For a guy with a pretty good job, who's young, rich, single and not too bad-looking, Rep. John LeBoutillier (R-N.Y.) seems to be having a pretty miserable time in Washington, at least according to an interview published in the October issue of Playboy magazine.

"There are evil people here and they're out to get you," LeBoutillier says in the interview, which is being promoted heavily by the magazine.

"I've been invited to a couple of parties and turned them down because I didn't know the people who had invited me. I could go to the party and get taken into a room with a video recorder going. You just have to be so careful. So I go right home to my apartment, which is across the street, and I lock and bolt the door and stay in there alone.
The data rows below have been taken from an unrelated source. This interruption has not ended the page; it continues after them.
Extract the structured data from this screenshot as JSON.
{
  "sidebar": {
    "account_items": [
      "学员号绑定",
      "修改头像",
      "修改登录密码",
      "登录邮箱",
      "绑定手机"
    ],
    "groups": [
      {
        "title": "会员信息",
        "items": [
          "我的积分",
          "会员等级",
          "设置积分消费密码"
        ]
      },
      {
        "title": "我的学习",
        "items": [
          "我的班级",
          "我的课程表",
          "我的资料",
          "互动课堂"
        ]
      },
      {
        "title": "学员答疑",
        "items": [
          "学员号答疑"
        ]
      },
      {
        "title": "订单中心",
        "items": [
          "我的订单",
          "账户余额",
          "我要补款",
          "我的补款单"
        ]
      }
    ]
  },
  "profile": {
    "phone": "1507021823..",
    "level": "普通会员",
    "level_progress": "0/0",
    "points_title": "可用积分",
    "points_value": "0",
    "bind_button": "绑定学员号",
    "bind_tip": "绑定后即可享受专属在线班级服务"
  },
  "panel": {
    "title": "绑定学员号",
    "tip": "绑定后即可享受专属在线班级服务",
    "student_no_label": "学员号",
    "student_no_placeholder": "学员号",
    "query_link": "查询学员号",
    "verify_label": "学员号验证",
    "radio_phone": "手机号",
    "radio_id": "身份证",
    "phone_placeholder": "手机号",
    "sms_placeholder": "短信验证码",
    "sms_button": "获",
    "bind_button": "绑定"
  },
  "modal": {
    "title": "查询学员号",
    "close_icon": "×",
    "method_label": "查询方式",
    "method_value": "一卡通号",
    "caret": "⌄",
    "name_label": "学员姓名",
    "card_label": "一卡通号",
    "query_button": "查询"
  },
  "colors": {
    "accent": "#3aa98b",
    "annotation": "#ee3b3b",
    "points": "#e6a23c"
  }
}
I'm always afraid that my apartment is wired."

In the question-and-answer interview, not to be confused with The Playboy Interview (which is with actor Robin Williams in this issue) -- LeBoutillier also announces that "I do not have lust in my heart."

But he allows that he doesn't buy Playboy just for its literary content.

"I look at everything in Playboy," he says.

The 29-year-old, first-term congressman, who has quickly gained the reputation of being mouthy, headstrong and often brash, also told Playboy that "I'm probably not very competent in anything," called his Honorable title "kind of a joke" and says he pays for his haircuts in New York because the Capitol barbershop is a "butchery."

Just kidding, said LeBoutillier last night.

Reached at his family estate in Westbury, N.Y., the congressman accused the magazine of "trying to hype the thing up" and taking the promotional quotes, which were used in a press release, out of context.

"Of course, I'm competent," said LeBoutillier, speaking in a serious, reserved tone. "We were kidding and laughing a lot during the interview . . . . They should have put in when we were joking . . . I think that's terrible . . . I think that if they had kept things in context, there wouldn't have been anything to promote.

"Sure, I'm having a good time here in Washington . . . I hope the reader understands some things were said in jest . . ."

A few more selections from the interview:

"If I'm photographed talking with someone at a party, that photograph can ruin me. I toe a very safe line. A woman can come into this office, see me alone, walk out and say that I made a move on her. Even if it's not true, I'm guilty once charged."

"I find men in Congress old enough to be my grandfather calling me sir. It makes me feel ill at ease and I always ask them to stop."

"They had three people in the receiving line at the White House: Reagan, George Bush and Bob Hope. How do you figure that one? My guess is that Bob Hope lives in the White House. He sure looked like he knew his way around."

LeBoutillier makes good copy, and although he says he would not talk to Penthouse, that might be the only place he draws the line.

"I enjoy the attention," he said of his penchant for the press in the Playboy interview. ". . . If I couldn't use the press, why would I ever want to do an interview? When you get down to it, the only reason a politician wants press is that it leads to power . . ."

When he first arrived in Washington two years ago, he was available to all, featured in most of the major magazines and newspapers. The youngest member of the House, he scored an upset victory over the Democratic incumbent with the help of President Reagan's good California friends Justin Dart and Holmes Tuttle.

A Harvard man, LeBoutillier is an heir to the Whitney fortune and a cousin of designer Gloria Vanderbilt. Since his election, he has been quoted as calling Congress a "joke," Sen. Charles Percy (R-Ill.) a "wimp," Alexander Haig "Henry Kissinger's messenger boy" and as describing House Speaker "Tip" O'Neill (D-Mass.) as "big, fat and out of control--just like the federal government."

Lately though, some say LeBoutillier has been toning down his act. He apologized for calling one senator a "drunk."

Last night, LeBoutillier said that he has been getting many press inquiries about the Playboy interview, but that everyone was ignoring anything serious he had to say in the interview.

Specifically, LeBoutillier was referring to his comments in the interview about his "major" political concern. "I have one thing I care about more than anything else," the interview says. "I'm absolutely convinced that there are American prisoners of war in Southeast Asia. I'd give up anything in my life to get those guys out."

"I take my job seriously," he said last night. "but I also have a good time and I realize that I'm human and I have faults . . . I'm not always right . . . but I can laugh at myself."